    As Warren Buffet says: “The Stock Market is designed to transfer money from the Active to the Patient.”

  7. It is critical that you have a clear and well thought out investment process to guide you in your investment choices. Past performance is such a poor indicator of future performance that selecting investments largely on this basis is a recipe for a poor outcome.

As Warren Buffet says: “The dumbest reason in the world to buy a stock is because it’s going up.”

Click here to test if Warren Buffett’s seven investment principles are being implemented in your portfolio.

John Bogle

John Clifton “Jack” Bogle is the founder and retired CEO of The Vanguard Group, the world’s largest mutual fund company. He is known for his 1999 book Common Sense on Mutual Funds: New Imperatives for the Intelligent Investor, which became a bestseller and is considered a classic.

At the Investment Fitness Club all our programmes and processes are designed and built for you in line with John Bogle’s ten investment commandments.

  1. Remember reversion to the mean. Selecting your fund from yesterday’s winners is fraught with peril. Over the long run, reversion to the market average is inevitable.
  2. Time is your friend. Start early, stick to a plan and ignore the chatter of the day. Let the miracle of compound interest work for you.
  3. Buy right and hold tight. Once you set your asset allocation, ignore moves in the market. Stick to the plan.
  4. Have realistic expectations. Rates of return in the coming decade are likely to be lower than the last. A seven per cent annual return before costs and inflation for stocks and a 2.5 per cent return for bonds before costs and inflation is reasonable.
  5. Forget the needle, buy the haystack. Don’t waste time buying individual stocks or stock funds. Cut your risk by purchasing broad-based index or exchange-traded funds.
  6. Minimise the “croupier’s” take. Minimise fees by investing in low-cost, low turnover funds. This increases your return.
  7. There’s no escaping risk. There’s no wealth without risk. If you don’t save, you’ll end up with nothing. And if you don’t invest for your retirement, your savings will be depleted by inflation.
  8. Don’t fight the last war. What worked in the past is no predictor of what will work in future. The past is not prologue.
  9. The hedgehog beats the fox. Foxes are sly and represent financial institutions that sell complicated products and charge high fees for advice. A hedgehog does one thing when threatened — he curls up into a spiny ball. Simple, but effective, like an index fund.
  10. Stay the course. The secret to successful investing isn’t forecasting or good stock or fund-picking. It is about making a plan, sticking to it, eliminating unnecessary risks, and keeping your costs low.

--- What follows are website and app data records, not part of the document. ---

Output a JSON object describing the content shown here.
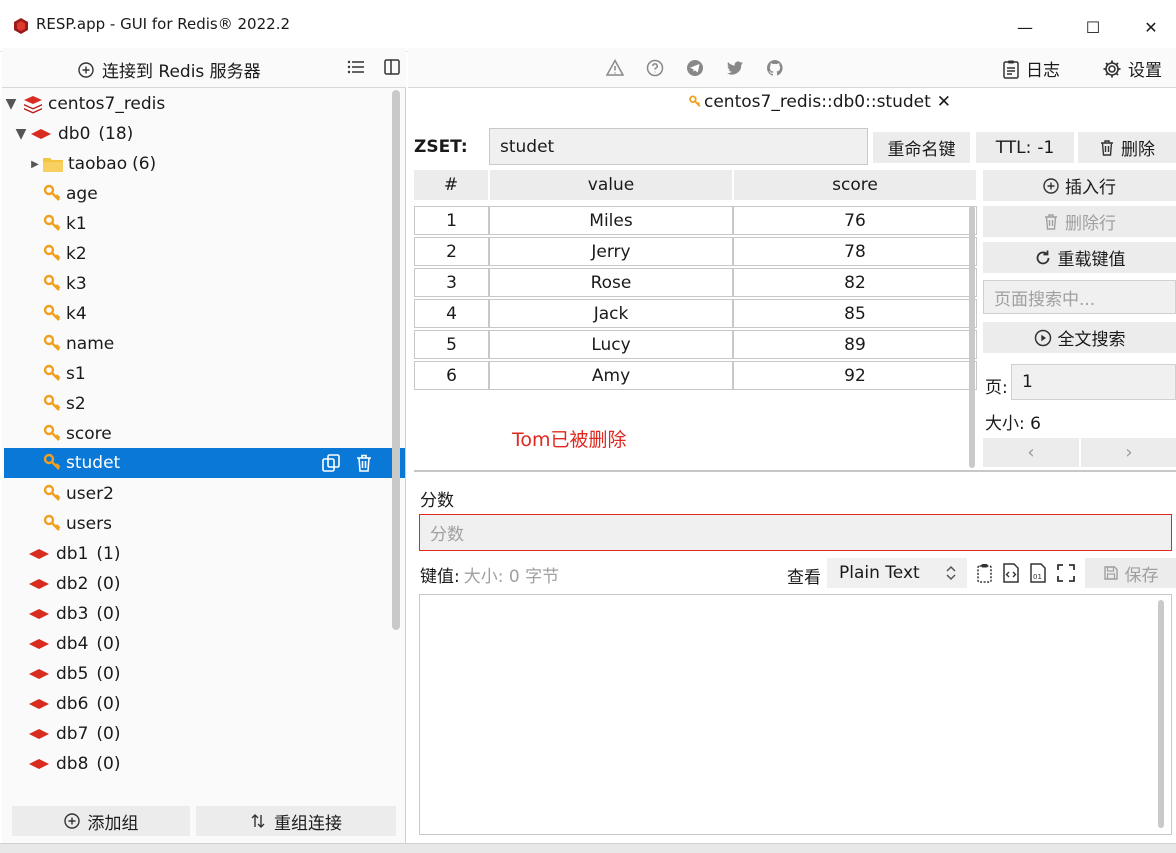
{
  "window": {
    "title": "RESP.app - GUI for Redis® 2022.2",
    "minimize": "—",
    "maximize": "☐",
    "close": "✕"
  },
  "left_panel": {
    "connect_label": "连接到 Redis 服务器",
    "connection_name": "centos7_redis",
    "db0": {
      "name": "db0",
      "count": "(18)"
    },
    "folder": {
      "name": "taobao",
      "count": "(6)"
    },
    "keys": [
      "age",
      "k1",
      "k2",
      "k3",
      "k4",
      "name",
      "s1",
      "s2",
      "score",
      "studet",
      "user2",
      "users"
    ],
    "selected_key": "studet",
    "databases": [
      {
        "name": "db1",
        "count": "(1)"
      },
      {
        "name": "db2",
        "count": "(0)"
      },
      {
        "name": "db3",
        "count": "(0)"
      },
      {
        "name": "db4",
        "count": "(0)"
      },
      {
        "name": "db5",
        "count": "(0)"
      },
      {
        "name": "db6",
        "count": "(0)"
      },
      {
        "name": "db7",
        "count": "(0)"
      },
      {
        "name": "db8",
        "count": "(0)"
      }
    ],
    "add_group_label": "添加组",
    "reconnect_label": "重组连接"
  },
  "toolbar": {
    "icons": [
      "warning-icon",
      "help-icon",
      "telegram-icon",
      "twitter-icon",
      "github-icon"
    ],
    "log_label": "日志",
    "settings_label": "设置"
  },
  "tab": {
    "label": "centos7_redis::db0::studet",
    "close": "✕"
  },
  "key_header": {
    "type_label": "ZSET:",
    "key_name": "studet",
    "rename_label": "重命名键",
    "ttl_label": "TTL:",
    "ttl_value": "-1",
    "delete_label": "删除"
  },
  "table": {
    "columns": [
      "#",
      "value",
      "score"
    ],
    "rows": [
      {
        "index": "1",
        "value": "Miles",
        "score": "76"
      },
      {
        "index": "2",
        "value": "Jerry",
        "score": "78"
      },
      {
        "index": "3",
        "value": "Rose",
        "score": "82"
      },
      {
        "index": "4",
        "value": "Jack",
        "score": "85"
      },
      {
        "index": "5",
        "value": "Lucy",
        "score": "89"
      },
      {
        "index": "6",
        "value": "Amy",
        "score": "92"
      }
    ],
    "note": "Tom已被删除"
  },
  "side_actions": {
    "insert_row": "插入行",
    "delete_row": "删除行",
    "reload": "重载键值",
    "page_search_placeholder": "页面搜索中...",
    "fulltext_search": "全文搜索",
    "page_label": "页:",
    "page_value": "1",
    "size_label": "大小:",
    "size_value": "6",
    "prev": "‹",
    "next": "›"
  },
  "editor": {
    "score_label": "分数",
    "score_placeholder": "分数",
    "value_label": "键值:",
    "value_size": "大小: 0 字节",
    "view_label": "查看",
    "format": "Plain Text",
    "save_label": "保存"
  },
  "colors": {
    "selection": "#0a78d7",
    "redis_red": "#d82c20",
    "key_orange": "#f0a01e",
    "folder_yellow": "#f5c542",
    "note_red": "#e0281e"
  }
}
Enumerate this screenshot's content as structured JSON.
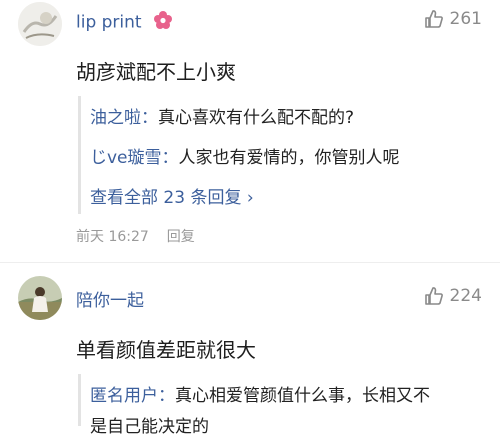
{
  "comments": [
    {
      "username": "lip print",
      "badge_icon": "flower-icon",
      "likes": "261",
      "text": "胡彦斌配不上小爽",
      "replies": [
        {
          "name": "油之啦：",
          "text": "真心喜欢有什么配不配的?"
        },
        {
          "name": "じve璇雪：",
          "text": "人家也有爱情的，你管别人呢"
        }
      ],
      "view_all": "查看全部 23 条回复 ›",
      "time": "前天 16:27",
      "reply_label": "回复"
    },
    {
      "username": "陪你一起",
      "likes": "224",
      "text": "单看颜值差距就很大",
      "replies": [
        {
          "name": "匿名用户：",
          "text": "真心相爱管颜值什么事，长相又不",
          "continuation": "是自己能决定的"
        }
      ]
    }
  ],
  "colors": {
    "link": "#3c5f9c",
    "badge": "#e8628c",
    "meta": "#9a9a9a"
  }
}
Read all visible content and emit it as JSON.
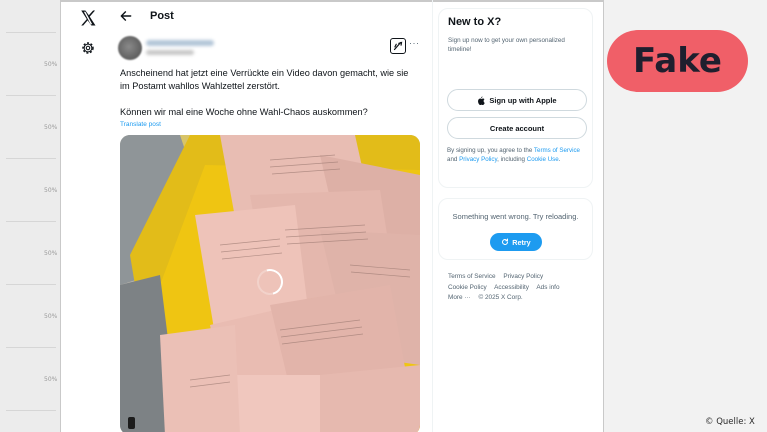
{
  "ruler": {
    "labels": [
      "50%",
      "50%",
      "50%",
      "50%",
      "50%",
      "50%"
    ]
  },
  "nav": {
    "logo_icon": "x-logo-icon",
    "settings_icon": "gear-icon"
  },
  "header": {
    "back_icon": "arrow-left-icon",
    "title": "Post"
  },
  "tweet": {
    "grok_icon": "grok-icon",
    "more_icon": "more-horizontal-icon",
    "more_glyph": "···",
    "text_1": "Anscheinend hat jetzt eine Verrückte ein Video davon gemacht, wie sie im Postamt wahllos Wahlzettel zerstört.",
    "text_2": "Können wir mal eine Woche ohne Wahl-Chaos auskommen?",
    "translate": "Translate post",
    "media": {
      "type": "video",
      "loading": true
    }
  },
  "sidebar": {
    "new_title": "New to X?",
    "new_sub": "Sign up now to get your own personalized timeline!",
    "apple_btn": "Sign up with Apple",
    "create_btn": "Create account",
    "terms": {
      "prefix": "By signing up, you agree to the",
      "tos": "Terms of Service",
      "and": "and",
      "privacy": "Privacy Policy",
      "including": ", including",
      "cookie": "Cookie Use",
      "end": "."
    },
    "error_text": "Something went wrong. Try reloading.",
    "retry_btn": "Retry",
    "footer": {
      "tos": "Terms of Service",
      "privacy": "Privacy Policy",
      "cookie": "Cookie Policy",
      "accessibility": "Accessibility",
      "ads": "Ads info",
      "more": "More ···",
      "copyright": "© 2025 X Corp."
    }
  },
  "overlay": {
    "badge": "Fake",
    "badge_color": "#f05f68",
    "source": "© Quelle: X"
  },
  "colors": {
    "accent": "#1d9bf0",
    "text": "#0f1419",
    "muted": "#536471"
  }
}
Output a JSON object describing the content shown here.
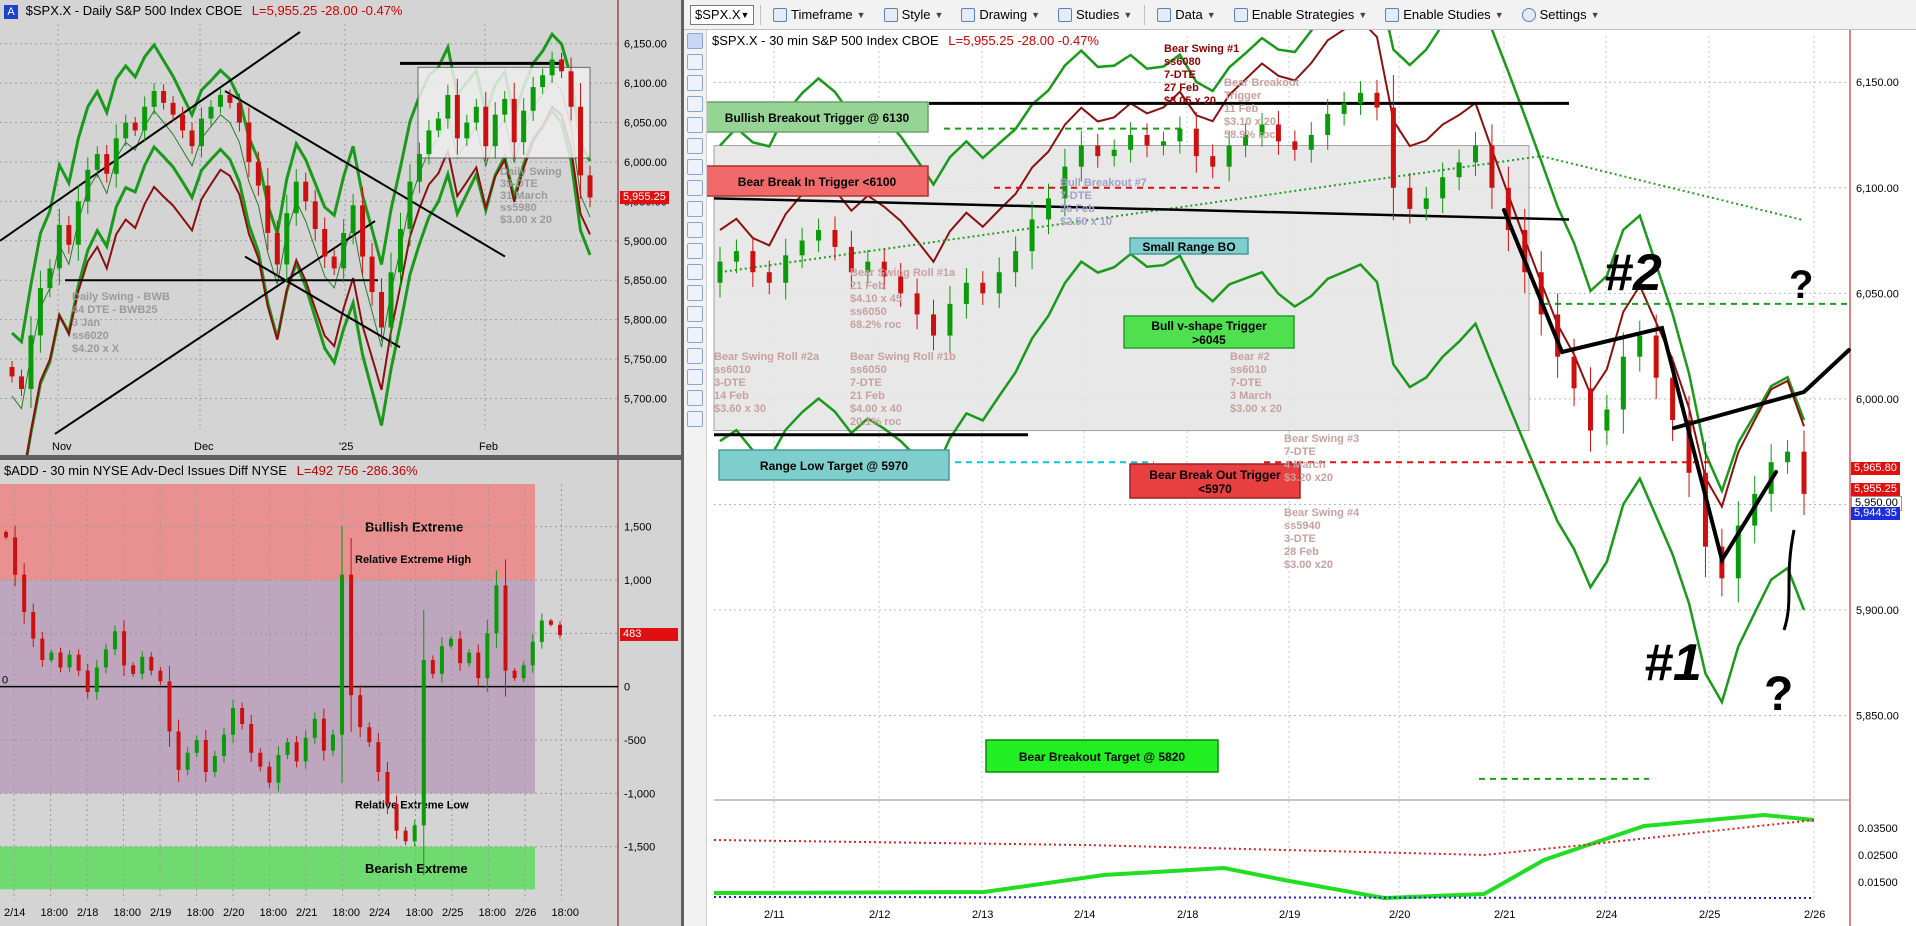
{
  "daily": {
    "title_badge": "A",
    "title": "$SPX.X - Daily  S&P 500 Index  CBOE",
    "quote": "L=5,955.25  -28.00  -0.47%",
    "last_tag": "5,955.25",
    "annotations": [
      {
        "id": "daily-swing-bwb",
        "lines": [
          "Daily Swing - BWB",
          "44 DTE - BWB25",
          "3 Jan",
          "ss6020",
          "$4.20 x X"
        ]
      },
      {
        "id": "daily-swing-35",
        "lines": [
          "Daily Swing",
          "35-DTE",
          "31 March",
          "ss5980",
          "$3.00 x 20"
        ]
      }
    ]
  },
  "add": {
    "title": "$ADD - 30 min  NYSE Adv-Decl Issues Diff  NYSE",
    "quote": "L=492  756  -286.36%",
    "last_tag": "483",
    "zones": {
      "top": "Bullish Extreme",
      "bottom": "Bearish Extreme"
    },
    "labels": {
      "high": "Relative Extreme High",
      "low": "Relative Extreme Low"
    },
    "zero_label": "0"
  },
  "toolbar": {
    "symbol": "$SPX.X",
    "items": [
      "Timeframe",
      "Style",
      "Drawing",
      "Studies",
      "Data",
      "Enable Strategies",
      "Enable Studies",
      "Settings"
    ]
  },
  "spx30": {
    "title": "$SPX.X - 30 min  S&P 500 Index  CBOE",
    "quote": "L=5,955.25  -28.00  -0.47%",
    "boxes": {
      "bull_breakout_trigger": "Bullish Breakout Trigger @ 6130",
      "bear_break_in_trigger": "Bear Break In Trigger <6100",
      "range_low_target": "Range Low Target @ 5970",
      "small_range_bo": "Small Range BO",
      "bull_vshape": [
        "Bull v-shape Trigger",
        ">6045"
      ],
      "bear_breakout_trigger": [
        "Bear Break Out Trigger",
        "<5970"
      ],
      "bear_breakout_target": "Bear Breakout Target @ 5820"
    },
    "annotations": [
      {
        "id": "bear-swing-1",
        "lines": [
          "Bear Swing #1",
          "ss6080",
          "7-DTE",
          "27 Feb",
          "$3.05 x 20"
        ]
      },
      {
        "id": "bear-breakout-faded",
        "lines": [
          "Bear Breakout",
          "Trigger",
          "11 Feb",
          "$3.10 x 20",
          "58.9% roc"
        ]
      },
      {
        "id": "bull-breakout-7",
        "lines": [
          "Bull Breakout #7",
          "7-DTE",
          "26 Feb",
          "$2.50 x 10"
        ]
      },
      {
        "id": "bear-swing-roll-1a",
        "lines": [
          "Bear Swing Roll #1a",
          "21 Feb",
          "$4.10 x 45",
          "ss6050",
          "68.2% roc"
        ]
      },
      {
        "id": "bear-swing-roll-2a",
        "lines": [
          "Bear Swing Roll #2a",
          "ss6010",
          "3-DTE",
          "14 Feb",
          "$3.60 x 30"
        ]
      },
      {
        "id": "bear-swing-roll-1b",
        "lines": [
          "Bear Swing Roll #1b",
          "ss6050",
          "7-DTE",
          "21 Feb",
          "$4.00 x 40",
          "20.1% roc"
        ]
      },
      {
        "id": "bear-2",
        "lines": [
          "Bear #2",
          "ss6010",
          "7-DTE",
          "3 March",
          "$3.00 x 20"
        ]
      },
      {
        "id": "bear-swing-3",
        "lines": [
          "Bear Swing #3",
          "7-DTE",
          "4 March",
          "$3.20 x20"
        ]
      },
      {
        "id": "bear-swing-4",
        "lines": [
          "Bear Swing #4",
          "ss5940",
          "3-DTE",
          "28 Feb",
          "$3.00 x20"
        ]
      }
    ],
    "hand_labels": {
      "two": "#2",
      "one": "#1",
      "q": "?"
    },
    "price_tags": {
      "p1": "5,965.80",
      "p2": "5,955.25",
      "p3": "5,950.00",
      "p4": "5,944.35"
    },
    "osc_axis": [
      "0.03500",
      "0.02500",
      "0.01500"
    ]
  },
  "chart_data": [
    {
      "type": "candlestick",
      "title": "$SPX.X - Daily  S&P 500 Index  CBOE",
      "x_ticks": [
        "Nov",
        "Dec",
        "'25",
        "Feb"
      ],
      "y_ticks": [
        5700,
        5750,
        5800,
        5850,
        5900,
        5950,
        6000,
        6050,
        6100,
        6150
      ],
      "ylim": [
        5660,
        6175
      ],
      "series_close": [
        5728,
        5712,
        5780,
        5840,
        5865,
        5920,
        5895,
        5950,
        5990,
        6010,
        5985,
        6030,
        6050,
        6040,
        6070,
        6090,
        6075,
        6060,
        6040,
        6020,
        6055,
        6070,
        6085,
        6075,
        6050,
        6000,
        5970,
        5910,
        5870,
        5935,
        5975,
        5950,
        5915,
        5880,
        5865,
        5910,
        5945,
        5880,
        5835,
        5790,
        5860,
        5915,
        5975,
        6010,
        6040,
        6055,
        6085,
        6030,
        6050,
        6070,
        6020,
        6060,
        6080,
        6025,
        6065,
        6095,
        6110,
        6130,
        6115,
        6070,
        5983,
        5955
      ],
      "last": 5955.25
    },
    {
      "type": "bar",
      "title": "$ADD - 30 min  NYSE Adv-Decl Issues Diff  NYSE",
      "x_ticks": [
        "2/14",
        "18:00",
        "2/18",
        "18:00",
        "2/19",
        "18:00",
        "2/20",
        "18:00",
        "2/21",
        "18:00",
        "2/24",
        "18:00",
        "2/25",
        "18:00",
        "2/26",
        "18:00"
      ],
      "y_ticks": [
        -1500,
        -1000,
        -500,
        0,
        500,
        1000,
        1500
      ],
      "ylim": [
        -2000,
        1900
      ],
      "values": [
        1400,
        1050,
        700,
        450,
        250,
        320,
        180,
        300,
        150,
        -50,
        180,
        350,
        520,
        200,
        120,
        280,
        150,
        50,
        -420,
        -780,
        -620,
        -500,
        -800,
        -650,
        -450,
        -200,
        -350,
        -620,
        -750,
        -900,
        -640,
        -520,
        -700,
        -480,
        -300,
        -600,
        -450,
        1050,
        -80,
        -380,
        -520,
        -800,
        -1100,
        -1350,
        -1450,
        -1300,
        250,
        120,
        380,
        450,
        220,
        320,
        80,
        500,
        950,
        150,
        80,
        200,
        420,
        620,
        580,
        483
      ],
      "last": 483
    },
    {
      "type": "candlestick",
      "title": "$SPX.X - 30 min  S&P 500 Index  CBOE",
      "x_ticks": [
        "2/11",
        "2/12",
        "2/13",
        "2/14",
        "2/18",
        "2/19",
        "2/20",
        "2/21",
        "2/24",
        "2/25",
        "2/26"
      ],
      "y_ticks": [
        5850,
        5900,
        5950,
        6000,
        6050,
        6100,
        6150
      ],
      "ylim": [
        5810,
        6170
      ],
      "series_close": [
        6065,
        6070,
        6060,
        6055,
        6068,
        6075,
        6080,
        6072,
        6060,
        6065,
        6058,
        6050,
        6040,
        6030,
        6045,
        6055,
        6050,
        6060,
        6070,
        6085,
        6095,
        6110,
        6120,
        6115,
        6118,
        6125,
        6120,
        6122,
        6128,
        6115,
        6110,
        6120,
        6125,
        6130,
        6122,
        6118,
        6125,
        6135,
        6140,
        6145,
        6138,
        6100,
        6090,
        6095,
        6105,
        6112,
        6120,
        6100,
        6080,
        6060,
        6040,
        6020,
        6005,
        5985,
        5995,
        6020,
        6030,
        6010,
        5990,
        5965,
        5930,
        5915,
        5940,
        5955,
        5970,
        5975,
        5955
      ],
      "last": 5955.25
    }
  ]
}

Click here to test if  you are following John Bogle’s ten investment commandments.